Modern systems support the notion of locales: a way to tell the
system about the local character set and language. The ISO C standard
defines a default
"C" locale, which is an environment that is
typical of what many C programmers are used to.
Once upon a time, the locale setting used to affect regexp matching, but this is no longer true (see section Regexp Ranges and Locales: A Long Sad Story).
Locales can affect record splitting. For the normal case of ‘
RS = "\n"’, the locale is largely irrelevant. For other single-character
record separators, setting ‘
LC_ALL=C’ in the environment will
give you much better performance when reading records. Otherwise,
gawk has to make several function calls, per input
character, to find the record terminator.
Locales can affect how dates and times are formatted (see section Time Functions). For example, a common way to abbreviate the date September
4, 2015, in the United States is “9/4/15.” In many countries in
Europe, however, it is abbreviated “4.9.15.” Thus, the ‘
specification in a
"US" locale might produce ‘
while in a
"EUROPE" locale, it might produce ‘
According to POSIX, string comparison is also affected by locales (similar to regular expressions). The details are presented in String Comparison Based on Locale Collating Order.
Finally, the locale affects the value of the decimal point character
gawk parses input data.

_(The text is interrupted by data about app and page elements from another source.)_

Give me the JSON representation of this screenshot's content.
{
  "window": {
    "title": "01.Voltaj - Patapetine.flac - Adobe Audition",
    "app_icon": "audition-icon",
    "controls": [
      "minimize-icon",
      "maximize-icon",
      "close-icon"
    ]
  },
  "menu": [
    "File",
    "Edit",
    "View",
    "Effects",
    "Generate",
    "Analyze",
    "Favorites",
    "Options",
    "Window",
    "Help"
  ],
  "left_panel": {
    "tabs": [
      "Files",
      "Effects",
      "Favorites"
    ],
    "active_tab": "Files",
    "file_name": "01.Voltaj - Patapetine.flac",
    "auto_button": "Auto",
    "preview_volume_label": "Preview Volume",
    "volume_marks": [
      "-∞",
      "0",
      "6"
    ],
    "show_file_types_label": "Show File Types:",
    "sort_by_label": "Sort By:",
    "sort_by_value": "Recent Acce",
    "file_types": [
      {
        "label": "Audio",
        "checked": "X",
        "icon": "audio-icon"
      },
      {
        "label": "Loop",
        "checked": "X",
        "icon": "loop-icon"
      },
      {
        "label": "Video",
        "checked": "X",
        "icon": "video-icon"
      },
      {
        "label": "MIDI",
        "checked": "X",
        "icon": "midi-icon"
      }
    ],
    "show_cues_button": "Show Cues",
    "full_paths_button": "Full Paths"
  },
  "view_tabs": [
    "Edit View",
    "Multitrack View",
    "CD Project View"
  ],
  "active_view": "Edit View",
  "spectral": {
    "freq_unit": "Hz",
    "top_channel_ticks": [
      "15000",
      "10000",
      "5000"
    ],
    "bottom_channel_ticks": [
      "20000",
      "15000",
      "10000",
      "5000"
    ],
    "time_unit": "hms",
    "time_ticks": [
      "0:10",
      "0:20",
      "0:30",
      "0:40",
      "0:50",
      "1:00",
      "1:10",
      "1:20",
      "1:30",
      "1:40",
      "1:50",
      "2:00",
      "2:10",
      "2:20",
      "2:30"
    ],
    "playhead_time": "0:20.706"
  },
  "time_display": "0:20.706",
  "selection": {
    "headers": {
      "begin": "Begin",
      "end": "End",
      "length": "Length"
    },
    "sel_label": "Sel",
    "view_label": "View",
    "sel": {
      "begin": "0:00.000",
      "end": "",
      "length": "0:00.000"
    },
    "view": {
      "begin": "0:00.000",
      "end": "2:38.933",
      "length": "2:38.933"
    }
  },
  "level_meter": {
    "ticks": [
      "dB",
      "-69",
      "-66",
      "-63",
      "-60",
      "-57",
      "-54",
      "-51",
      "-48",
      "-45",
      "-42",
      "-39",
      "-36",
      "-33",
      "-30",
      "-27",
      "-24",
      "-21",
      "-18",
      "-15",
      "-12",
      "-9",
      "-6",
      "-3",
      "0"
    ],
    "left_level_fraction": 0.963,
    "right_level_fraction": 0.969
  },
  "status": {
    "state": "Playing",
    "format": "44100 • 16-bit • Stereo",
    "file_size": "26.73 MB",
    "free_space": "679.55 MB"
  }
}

This is discussed in detail
in Conversion of Strings and Numbers.